• **Task goal**: Reproduce the following entries exactly, leaving nothing out.

BEGIN Data to process

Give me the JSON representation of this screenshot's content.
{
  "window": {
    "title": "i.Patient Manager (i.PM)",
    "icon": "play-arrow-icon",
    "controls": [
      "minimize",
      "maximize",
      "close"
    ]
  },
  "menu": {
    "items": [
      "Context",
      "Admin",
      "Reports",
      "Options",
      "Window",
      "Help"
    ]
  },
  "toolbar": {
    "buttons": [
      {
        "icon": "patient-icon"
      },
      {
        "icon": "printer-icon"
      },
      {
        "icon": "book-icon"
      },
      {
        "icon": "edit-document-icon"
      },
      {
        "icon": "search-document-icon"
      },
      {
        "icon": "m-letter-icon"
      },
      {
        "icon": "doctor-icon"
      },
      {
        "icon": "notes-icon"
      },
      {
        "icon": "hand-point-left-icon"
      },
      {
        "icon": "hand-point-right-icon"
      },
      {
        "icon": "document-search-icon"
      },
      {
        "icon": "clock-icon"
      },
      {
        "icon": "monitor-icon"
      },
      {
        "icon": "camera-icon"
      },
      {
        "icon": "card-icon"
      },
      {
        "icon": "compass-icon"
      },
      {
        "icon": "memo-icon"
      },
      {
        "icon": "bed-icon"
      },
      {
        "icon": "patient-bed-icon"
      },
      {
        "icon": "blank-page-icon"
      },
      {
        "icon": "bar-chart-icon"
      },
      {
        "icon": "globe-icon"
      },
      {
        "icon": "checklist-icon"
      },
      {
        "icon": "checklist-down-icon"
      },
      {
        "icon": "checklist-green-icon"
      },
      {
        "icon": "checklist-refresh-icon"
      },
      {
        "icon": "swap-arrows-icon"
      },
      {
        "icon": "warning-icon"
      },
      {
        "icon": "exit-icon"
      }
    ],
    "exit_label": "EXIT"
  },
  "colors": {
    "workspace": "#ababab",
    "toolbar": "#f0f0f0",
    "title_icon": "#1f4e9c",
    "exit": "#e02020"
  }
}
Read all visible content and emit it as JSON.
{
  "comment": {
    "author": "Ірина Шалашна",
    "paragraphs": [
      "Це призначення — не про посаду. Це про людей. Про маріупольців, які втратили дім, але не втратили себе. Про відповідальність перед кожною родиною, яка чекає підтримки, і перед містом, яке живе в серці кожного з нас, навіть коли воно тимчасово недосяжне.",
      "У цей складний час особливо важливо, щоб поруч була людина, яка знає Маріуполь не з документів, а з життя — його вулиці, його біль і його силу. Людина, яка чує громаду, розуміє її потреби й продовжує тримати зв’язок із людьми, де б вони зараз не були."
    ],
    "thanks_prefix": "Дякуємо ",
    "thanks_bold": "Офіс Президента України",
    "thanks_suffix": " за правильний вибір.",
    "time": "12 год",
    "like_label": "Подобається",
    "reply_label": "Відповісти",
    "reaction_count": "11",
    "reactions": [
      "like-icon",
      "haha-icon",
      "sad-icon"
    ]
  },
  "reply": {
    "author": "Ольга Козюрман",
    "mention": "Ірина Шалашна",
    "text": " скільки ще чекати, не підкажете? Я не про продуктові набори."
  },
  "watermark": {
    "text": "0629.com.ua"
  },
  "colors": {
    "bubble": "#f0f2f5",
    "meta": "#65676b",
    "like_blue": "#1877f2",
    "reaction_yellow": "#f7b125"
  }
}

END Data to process

• **Solution to the problem**:
Give me the JSON representation of this screenshot's content.
{
  "window": {
    "title": "i.Patient Manager (i.PM)",
    "icon": "play-arrow-icon",
    "controls": [
      "minimize",
      "maximize",
      "close"
    ]
  },
  "menu": {
    "items": [
      "Context",
      "Admin",
      "Reports",
      "Options",
      "Window",
      "Help"
    ]
  },
  "toolbar": {
    "buttons": [
      {
        "icon": "patient-icon"
      },
      {
        "icon": "printer-icon"
      },
      {
        "icon": "book-icon"
      },
      {
        "icon": "edit-document-icon"
      },
      {
        "icon": "search-document-icon"
      },
      {
        "icon": "m-letter-icon"
      },
      {
        "icon": "doctor-icon"
      },
      {
        "icon": "notes-icon"
      },
      {
        "icon": "hand-point-left-icon"
      },
      {
        "icon": "hand-point-right-icon"
      },
      {
        "icon": "document-search-icon"
      },
      {
        "icon": "clock-icon"
      },
      {
        "icon": "monitor-icon"
      },
      {
        "icon": "camera-icon"
      },
      {
        "icon": "card-icon"
      },
      {
        "icon": "compass-icon"
      },
      {
        "icon": "memo-icon"
      },
      {
        "icon": "bed-icon"
      },
      {
        "icon": "patient-bed-icon"
      },
      {
        "icon": "blank-page-icon"
      },
      {
        "icon": "bar-chart-icon"
      },
      {
        "icon": "globe-icon"
      },
      {
        "icon": "checklist-icon"
      },
      {
        "icon": "checklist-down-icon"
      },
      {
        "icon": "checklist-green-icon"
      },
      {
        "icon": "checklist-refresh-icon"
      },
      {
        "icon": "swap-arrows-icon"
      },
      {
        "icon": "warning-icon"
      },
      {
        "icon": "exit-icon"
      }
    ],
    "exit_label": "EXIT"
  },
  "colors": {
    "workspace": "#ababab",
    "toolbar": "#f0f0f0",
    "title_icon": "#1f4e9c",
    "exit": "#e02020"
  }
}
Read all visible content and emit it as JSON.
{
  "comment": {
    "author": "Ірина Шалашна",
    "paragraphs": [
      "Це призначення — не про посаду. Це про людей. Про маріупольців, які втратили дім, але не втратили себе. Про відповідальність перед кожною родиною, яка чекає підтримки, і перед містом, яке живе в серці кожного з нас, навіть коли воно тимчасово недосяжне.",
      "У цей складний час особливо важливо, щоб поруч була людина, яка знає Маріуполь не з документів, а з життя — його вулиці, його біль і його силу. Людина, яка чує громаду, розуміє її потреби й продовжує тримати зв’язок із людьми, де б вони зараз не були."
    ],
    "thanks_prefix": "Дякуємо ",
    "thanks_bold": "Офіс Президента України",
    "thanks_suffix": " за правильний вибір.",
    "time": "12 год",
    "like_label": "Подобається",
    "reply_label": "Відповісти",
    "reaction_count": "11",
    "reactions": [
      "like-icon",
      "haha-icon",
      "sad-icon"
    ]
  },
  "reply": {
    "author": "Ольга Козюрман",
    "mention": "Ірина Шалашна",
    "text": " скільки ще чекати, не підкажете? Я не про продуктові набори."
  },
  "watermark": {
    "text": "0629.com.ua"
  },
  "colors": {
    "bubble": "#f0f2f5",
    "meta": "#65676b",
    "like_blue": "#1877f2",
    "reaction_yellow": "#f7b125"
  }
}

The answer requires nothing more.